Work to complete:
Match on the string "button" in the entries below and return every matching line.

------------------------------

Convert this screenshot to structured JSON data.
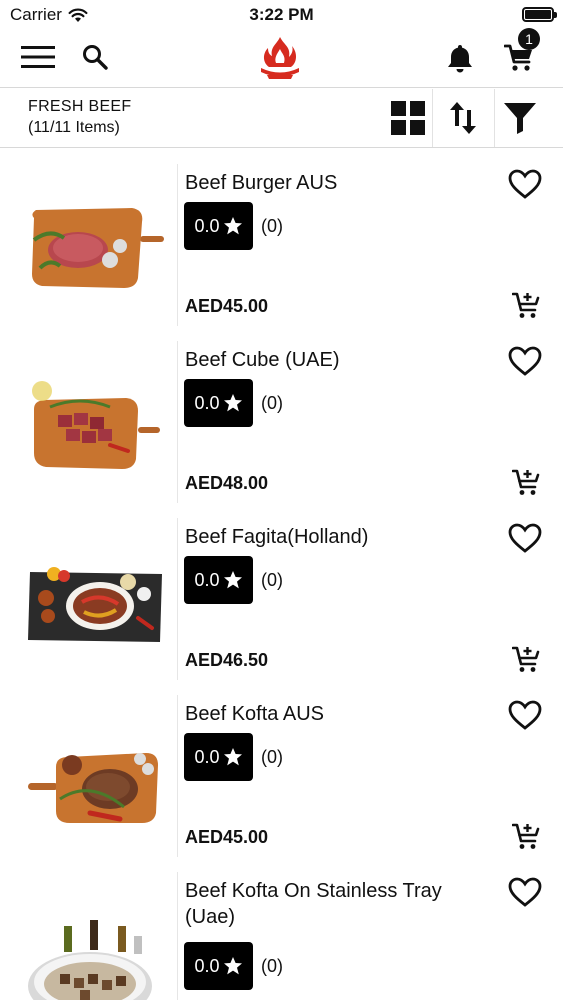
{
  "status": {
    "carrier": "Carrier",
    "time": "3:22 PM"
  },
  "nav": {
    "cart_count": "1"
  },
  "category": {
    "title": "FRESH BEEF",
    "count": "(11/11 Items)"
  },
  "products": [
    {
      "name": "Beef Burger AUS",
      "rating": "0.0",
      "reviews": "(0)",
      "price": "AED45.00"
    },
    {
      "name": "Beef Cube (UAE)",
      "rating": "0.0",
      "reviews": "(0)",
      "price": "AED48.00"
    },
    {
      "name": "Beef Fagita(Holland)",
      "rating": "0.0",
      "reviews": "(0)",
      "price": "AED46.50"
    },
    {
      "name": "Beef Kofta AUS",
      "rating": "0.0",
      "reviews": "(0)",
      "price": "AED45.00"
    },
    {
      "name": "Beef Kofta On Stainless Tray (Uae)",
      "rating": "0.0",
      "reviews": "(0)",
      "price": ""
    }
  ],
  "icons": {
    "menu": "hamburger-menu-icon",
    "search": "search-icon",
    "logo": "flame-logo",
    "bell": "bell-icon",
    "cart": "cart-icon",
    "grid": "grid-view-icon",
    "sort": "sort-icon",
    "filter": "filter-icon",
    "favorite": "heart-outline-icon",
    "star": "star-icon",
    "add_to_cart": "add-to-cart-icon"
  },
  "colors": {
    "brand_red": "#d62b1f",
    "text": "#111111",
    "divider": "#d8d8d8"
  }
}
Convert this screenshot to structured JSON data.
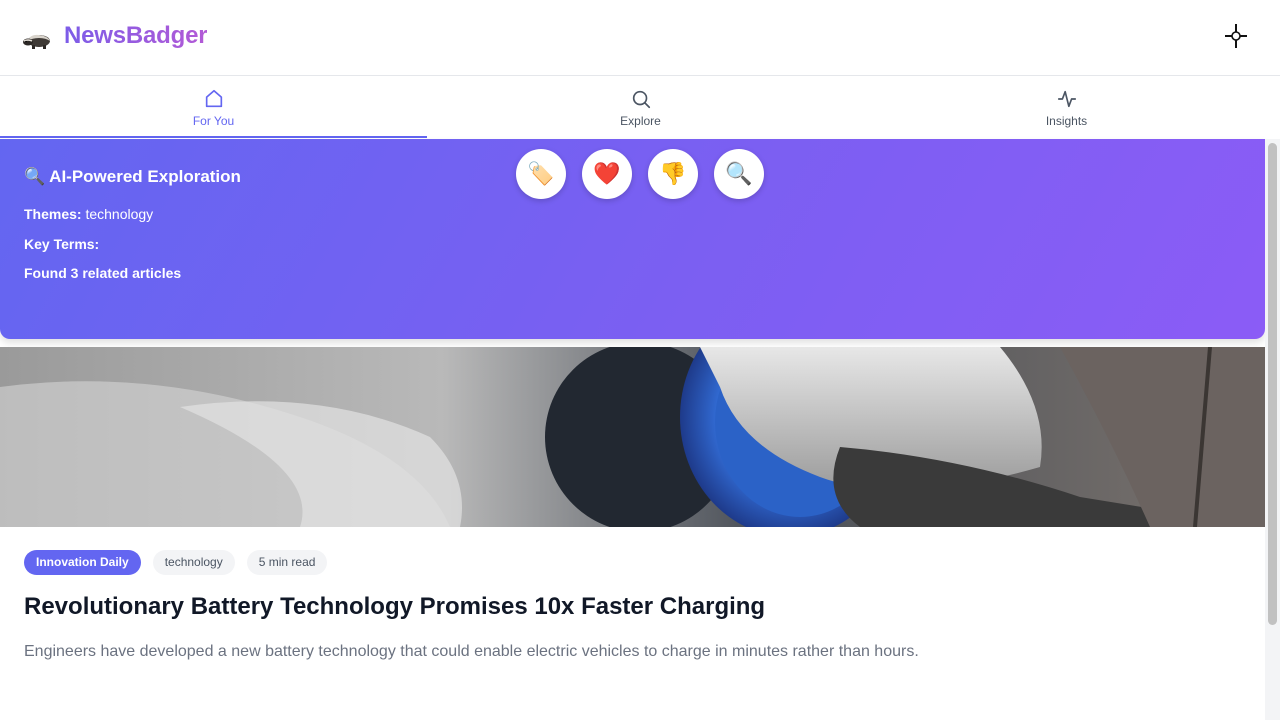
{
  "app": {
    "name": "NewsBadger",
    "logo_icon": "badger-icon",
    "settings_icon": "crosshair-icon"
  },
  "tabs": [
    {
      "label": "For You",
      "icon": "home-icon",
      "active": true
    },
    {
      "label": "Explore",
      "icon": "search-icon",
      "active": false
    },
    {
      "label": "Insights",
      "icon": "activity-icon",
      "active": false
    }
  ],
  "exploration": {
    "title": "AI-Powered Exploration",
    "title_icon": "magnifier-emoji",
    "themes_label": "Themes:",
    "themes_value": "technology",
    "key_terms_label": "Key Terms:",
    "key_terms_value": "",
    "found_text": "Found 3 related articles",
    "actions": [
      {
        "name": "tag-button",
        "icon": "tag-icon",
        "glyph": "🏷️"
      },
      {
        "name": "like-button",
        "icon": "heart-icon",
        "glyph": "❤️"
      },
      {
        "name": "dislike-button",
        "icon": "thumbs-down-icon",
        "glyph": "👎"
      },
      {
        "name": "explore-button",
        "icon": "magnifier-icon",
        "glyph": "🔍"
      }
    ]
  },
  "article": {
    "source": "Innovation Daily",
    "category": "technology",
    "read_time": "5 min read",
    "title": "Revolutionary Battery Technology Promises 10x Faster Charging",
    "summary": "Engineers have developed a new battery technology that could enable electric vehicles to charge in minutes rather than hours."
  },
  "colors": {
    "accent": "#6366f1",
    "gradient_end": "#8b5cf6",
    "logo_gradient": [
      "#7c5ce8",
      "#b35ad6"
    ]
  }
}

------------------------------

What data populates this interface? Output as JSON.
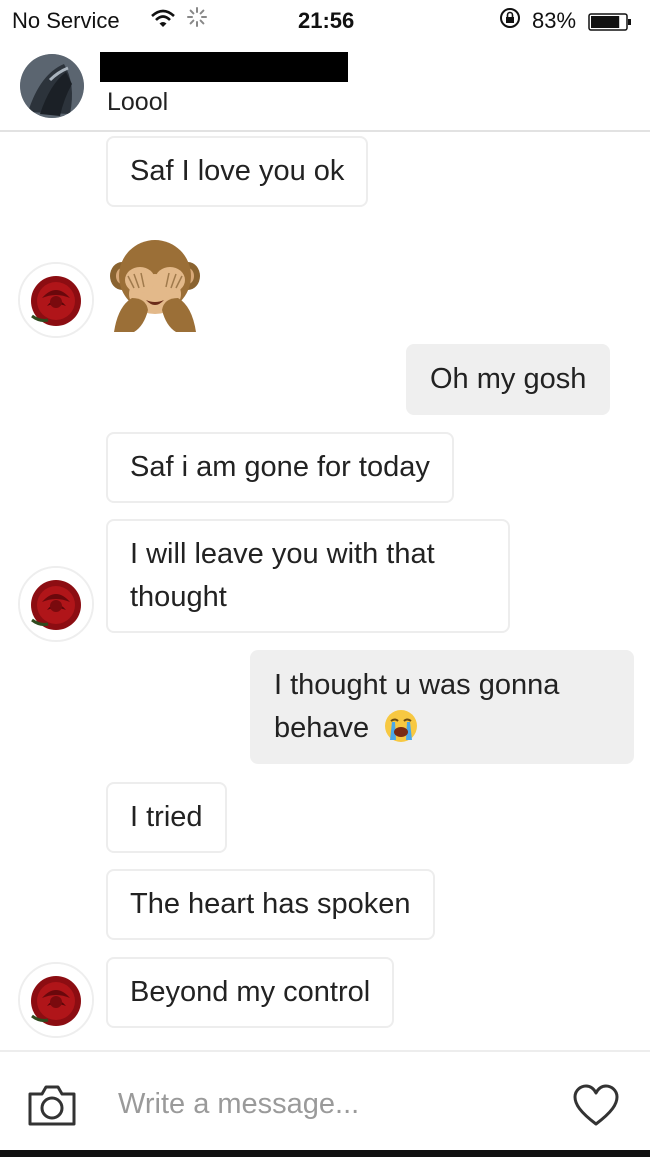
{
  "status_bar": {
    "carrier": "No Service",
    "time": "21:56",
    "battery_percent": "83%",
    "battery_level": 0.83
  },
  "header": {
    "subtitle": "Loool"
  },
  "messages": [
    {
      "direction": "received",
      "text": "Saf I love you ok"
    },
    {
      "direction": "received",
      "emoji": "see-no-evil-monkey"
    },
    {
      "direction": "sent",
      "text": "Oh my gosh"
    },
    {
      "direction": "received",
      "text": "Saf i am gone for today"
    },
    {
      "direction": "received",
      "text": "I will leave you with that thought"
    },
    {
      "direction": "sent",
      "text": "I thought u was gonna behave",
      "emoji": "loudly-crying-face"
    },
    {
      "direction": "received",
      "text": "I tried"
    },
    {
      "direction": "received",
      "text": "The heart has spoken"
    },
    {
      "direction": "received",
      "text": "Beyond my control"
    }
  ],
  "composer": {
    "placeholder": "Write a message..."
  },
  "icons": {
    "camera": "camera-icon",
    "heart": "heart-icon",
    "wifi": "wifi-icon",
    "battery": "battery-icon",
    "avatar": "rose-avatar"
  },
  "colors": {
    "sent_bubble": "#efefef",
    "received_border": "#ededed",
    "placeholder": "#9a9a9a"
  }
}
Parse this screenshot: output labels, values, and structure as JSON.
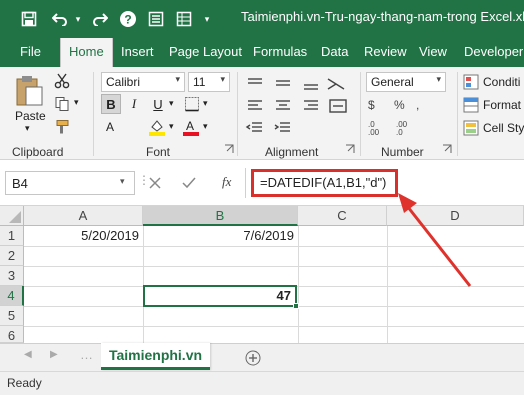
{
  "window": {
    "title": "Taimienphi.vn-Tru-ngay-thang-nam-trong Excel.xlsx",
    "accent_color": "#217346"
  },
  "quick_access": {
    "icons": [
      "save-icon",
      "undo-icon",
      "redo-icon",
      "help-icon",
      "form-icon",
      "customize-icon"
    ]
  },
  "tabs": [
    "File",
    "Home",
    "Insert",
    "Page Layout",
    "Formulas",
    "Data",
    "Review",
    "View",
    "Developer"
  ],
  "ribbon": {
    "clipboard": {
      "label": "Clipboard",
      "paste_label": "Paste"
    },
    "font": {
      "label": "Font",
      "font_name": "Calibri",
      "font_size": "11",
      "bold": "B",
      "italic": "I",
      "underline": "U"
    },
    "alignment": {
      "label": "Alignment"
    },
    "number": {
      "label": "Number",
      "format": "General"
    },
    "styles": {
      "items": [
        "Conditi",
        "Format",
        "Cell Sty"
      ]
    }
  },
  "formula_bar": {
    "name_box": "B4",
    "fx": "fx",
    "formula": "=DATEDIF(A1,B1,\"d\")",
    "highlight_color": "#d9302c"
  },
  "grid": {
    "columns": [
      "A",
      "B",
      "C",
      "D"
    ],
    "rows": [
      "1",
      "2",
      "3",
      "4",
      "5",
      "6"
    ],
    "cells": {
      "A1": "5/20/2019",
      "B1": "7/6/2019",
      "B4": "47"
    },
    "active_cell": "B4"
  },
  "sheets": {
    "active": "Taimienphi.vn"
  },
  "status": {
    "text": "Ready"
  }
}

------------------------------

Reply to the exercise:
        "name": "tag-button",
        "name": "like-button",
        "name": "dislike-button",
        "name": "explore-button",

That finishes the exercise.